CSB_logo-300x143Since the online release of the 2017 updated version of the Christian Standard Bible (formerly Holman Christian Standard Bible), I’ve been spending significant time with it.  I’ve even gone to Google Play Store and downloaded the free app.

Here’s my conclusion thus far:

  • It reads like the New International Version (NIV) for the most part.
  • It’s the NIV for the more conservative American Evangelicals who have taken issue with the NIV.
  • If you have the NIV and like it, there’s really no good reason to switch to the Christian Standard Bible (CSB).
  • If you have the ESV but want something more readable and conservative, then explore the CSB.

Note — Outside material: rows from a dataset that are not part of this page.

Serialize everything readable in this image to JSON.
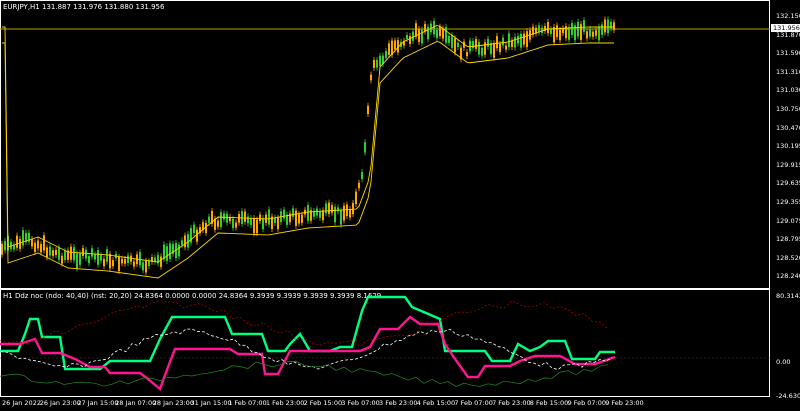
{
  "main_title": "EURJPY,H1  131.887 131.976 131.880 131.956",
  "sub_title": "H1 Ddz noc (ndo: 40,40) (nst: 20,20) 24.8364 0.0000 0.0000 24.8364 9.3939 9.3939 9.3939 9.3939 8.1629",
  "main_axis": [
    "132.150",
    "131.870",
    "131.590",
    "131.310",
    "131.030",
    "130.750",
    "130.470",
    "130.195",
    "129.915",
    "129.635",
    "129.355",
    "129.075",
    "128.795",
    "128.520",
    "128.240"
  ],
  "current_price": "131.956",
  "sub_axis": [
    "80.3143",
    "0.00",
    "-24.6304"
  ],
  "time_axis": [
    "26 Jan 2022",
    "26 Jan 23:00",
    "27 Jan 15:00",
    "28 Jan 07:00",
    "28 Jan 23:00",
    "31 Jan 15:00",
    "1 Feb 07:00",
    "1 Feb 23:00",
    "2 Feb 15:00",
    "3 Feb 07:00",
    "3 Feb 23:00",
    "4 Feb 15:00",
    "7 Feb 07:00",
    "7 Feb 23:00",
    "8 Feb 15:00",
    "9 Feb 07:00",
    "9 Feb 23:00"
  ],
  "colors": {
    "bull": "#32cd32",
    "bear": "#ffa500",
    "ma": "#ffd700",
    "hline": "#b8a000",
    "green": "#00ff7f",
    "pink": "#ff1493",
    "red": "#8b0000",
    "white": "#ffffff"
  }
}
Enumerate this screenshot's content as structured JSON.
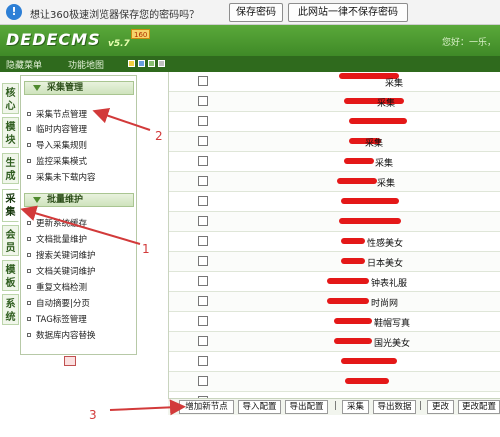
{
  "password_prompt": {
    "message": "想让360极速浏览器保存您的密码吗？",
    "save_label": "保存密码",
    "never_label": "此网站一律不保存密码"
  },
  "brand": {
    "logo": "DEDECMS",
    "version": "v5.7",
    "badge": "160",
    "user_text": "您好：一乐，"
  },
  "subbar": {
    "hide_menu": "隐藏菜单",
    "site_map": "功能地图"
  },
  "vtabs": [
    {
      "label": "核心"
    },
    {
      "label": "模块"
    },
    {
      "label": "生成"
    },
    {
      "label": "采集"
    },
    {
      "label": "会员"
    },
    {
      "label": "模板"
    },
    {
      "label": "系统"
    }
  ],
  "menu": {
    "collect_head": "采集管理",
    "collect_items": [
      "采集节点管理",
      "临时内容管理",
      "导入采集规则",
      "监控采集模式",
      "采集未下载内容"
    ],
    "batch_head": "批量维护",
    "batch_items": [
      "更新系统缓存",
      "文档批量维护",
      "搜索关键词维护",
      "文档关键词维护",
      "重复文档检测",
      "自动摘要|分页",
      "TAG标签管理",
      "数据库内容替换"
    ]
  },
  "rows": [
    {
      "name": "采集"
    },
    {
      "name": "采集"
    },
    {
      "name": ""
    },
    {
      "name": "采集"
    },
    {
      "name": "采集"
    },
    {
      "name": "采集"
    },
    {
      "name": ""
    },
    {
      "name": ""
    },
    {
      "name": "性感美女"
    },
    {
      "name": "日本美女"
    },
    {
      "name": "钟表礼服"
    },
    {
      "name": "时尚网"
    },
    {
      "name": "鞋帽写真"
    },
    {
      "name": "国光美女"
    },
    {
      "name": ""
    },
    {
      "name": ""
    },
    {
      "name": ""
    }
  ],
  "buttons": {
    "add_node": "增加新节点",
    "import_config": "导入配置",
    "export_config": "导出配置",
    "collect": "采集",
    "export_data": "导出数据",
    "edit": "更改",
    "change_config": "更改配置"
  },
  "annotations": {
    "one": "1",
    "two": "2",
    "three": "3"
  },
  "colors": {
    "brand_green": "#4a9a30",
    "annotation_red": "#d23a3a",
    "redaction_red": "#e41818"
  }
}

I’ve also taken issue with the Why the CSB? page.  One English Bible Translation in 2017 is simply bearing too much burden!

It’s really not up to this or that Bible translation to address the issue of spiritual growth and why people are not reading as much.  Someone please inform the marketers of the CSB of this FACT!!!

Posted in Christian Standard Bible | Tagged | 2 Comments